The U.S. is the top producer of natural gas in the world. In 2016, U.S. natural gas imports set a record low even though consumption has increased. In 3 of the first 5 months of 2017, U.S. natural gas exports were greater than imports — the growing trend points to the U.S. becoming a net exporter. This new commitment to natural gas means less expensive energy bills for consumers as well as economic, environmental, and national security benefits for the country as a whole. The U.S. Chamber of Commerce estimates that the fracking boom has created 2.7 million jobs, with an estimated additional 3.5 million projected by 2035.

From a foreign policy perspective, the U.S. can now export liquefied natural gas to parts of Europe that have been dependent on Putin’s government for their gas. This weakens Putin and puts the U.S. in a stronger position to exert influence. Up until now, periodic disputes with Russia have resulted in economic bullying tactics from Moscow that include wintertime threats to close pipelines supplying oil and natural gas. Those days may be over now that American natural gas development is poised to impact Russia and its Gazprom oil company.

However, an international campaign known as “Keep It in the Ground” has been pushing an anti-fossil fuel agenda that advances Russia’s geopolitical interests at the expense of the U.S. and America’s allies. The campaign claims support from more than 400 organizations across the globe, with a sizable percentage operating inside the U.S. The campaign is opposed not just to the extraction of fossil fuels, but to any fossil fuel-related project including pipelines, rail transportation, refineries, and energy exploration.

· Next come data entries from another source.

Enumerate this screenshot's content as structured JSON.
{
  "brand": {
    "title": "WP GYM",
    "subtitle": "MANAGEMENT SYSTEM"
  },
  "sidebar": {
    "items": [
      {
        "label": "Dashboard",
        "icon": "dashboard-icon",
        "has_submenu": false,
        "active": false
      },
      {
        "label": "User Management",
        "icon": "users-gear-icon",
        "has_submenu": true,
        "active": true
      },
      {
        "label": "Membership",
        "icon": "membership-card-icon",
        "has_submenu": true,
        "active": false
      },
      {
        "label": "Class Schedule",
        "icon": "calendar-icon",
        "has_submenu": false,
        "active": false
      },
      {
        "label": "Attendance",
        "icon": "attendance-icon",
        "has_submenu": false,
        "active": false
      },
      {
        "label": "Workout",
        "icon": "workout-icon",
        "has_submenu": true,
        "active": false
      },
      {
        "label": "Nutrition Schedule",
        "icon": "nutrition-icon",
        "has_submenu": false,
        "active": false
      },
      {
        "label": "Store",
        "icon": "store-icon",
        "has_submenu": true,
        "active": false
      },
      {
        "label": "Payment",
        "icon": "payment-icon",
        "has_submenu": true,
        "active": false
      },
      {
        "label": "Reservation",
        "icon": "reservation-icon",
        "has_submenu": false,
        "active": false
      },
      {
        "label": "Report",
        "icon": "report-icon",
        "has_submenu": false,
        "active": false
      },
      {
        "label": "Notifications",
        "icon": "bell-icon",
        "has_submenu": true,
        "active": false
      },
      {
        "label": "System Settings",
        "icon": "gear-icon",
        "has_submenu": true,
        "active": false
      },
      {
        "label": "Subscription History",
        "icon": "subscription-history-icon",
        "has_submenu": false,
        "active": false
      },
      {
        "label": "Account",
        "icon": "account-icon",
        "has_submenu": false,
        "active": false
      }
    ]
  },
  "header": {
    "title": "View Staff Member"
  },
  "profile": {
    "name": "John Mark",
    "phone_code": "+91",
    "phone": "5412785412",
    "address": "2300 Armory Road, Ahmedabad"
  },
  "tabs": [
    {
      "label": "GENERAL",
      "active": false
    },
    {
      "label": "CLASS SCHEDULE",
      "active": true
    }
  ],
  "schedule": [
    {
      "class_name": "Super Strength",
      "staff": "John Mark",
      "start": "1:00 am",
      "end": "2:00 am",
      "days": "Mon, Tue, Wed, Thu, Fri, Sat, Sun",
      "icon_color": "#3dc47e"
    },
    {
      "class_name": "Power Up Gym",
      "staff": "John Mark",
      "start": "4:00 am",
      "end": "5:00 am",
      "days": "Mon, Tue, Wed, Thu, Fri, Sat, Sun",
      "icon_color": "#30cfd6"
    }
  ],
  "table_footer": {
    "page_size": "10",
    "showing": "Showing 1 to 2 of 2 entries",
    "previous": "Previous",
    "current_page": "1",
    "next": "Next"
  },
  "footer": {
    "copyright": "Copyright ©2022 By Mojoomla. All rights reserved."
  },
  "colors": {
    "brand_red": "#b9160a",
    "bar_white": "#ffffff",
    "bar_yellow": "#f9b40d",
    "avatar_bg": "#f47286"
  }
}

These groups include Greenpeace, the Sierra Club,, the Center for Biological Diversity, WildEarth Guardians, the Rainforest Action Network, Earthworks, and the Chesapeake Climate Action Network, to name just a few. Some of the larger environmental advocacy groups in the U.S., such as the Natural Resources Defense Council and the League of Conservation Voters, don’t appear on the list of 400, yet do support the same anti-fossil policy aims and draw from the same pool of financial supporters.

The common denominator here between many of these groups is the San Francisco-based Sea Change Foundation, which has been identified as the incubator for Russian funding of environmental groups. Another key player is the Energy Foundation, which is also based in San Francisco and appears to be an offshoot of the Sea Change Foundation.

If Grassley succeeds in bolstering the Foreign Agents Registration Act, a good starting point for an investigation would be with the “Keep It in the Ground” campaign members and with other environmental groups that support the campaign’s agenda.

While these groups are free to advocate for their preferred policies, they should not be permitted to posture as grassroots activists if they are in fact doing the bidding of foreign interests, to the detriment of average Americans who benefit from affordable and reliable sources of energy.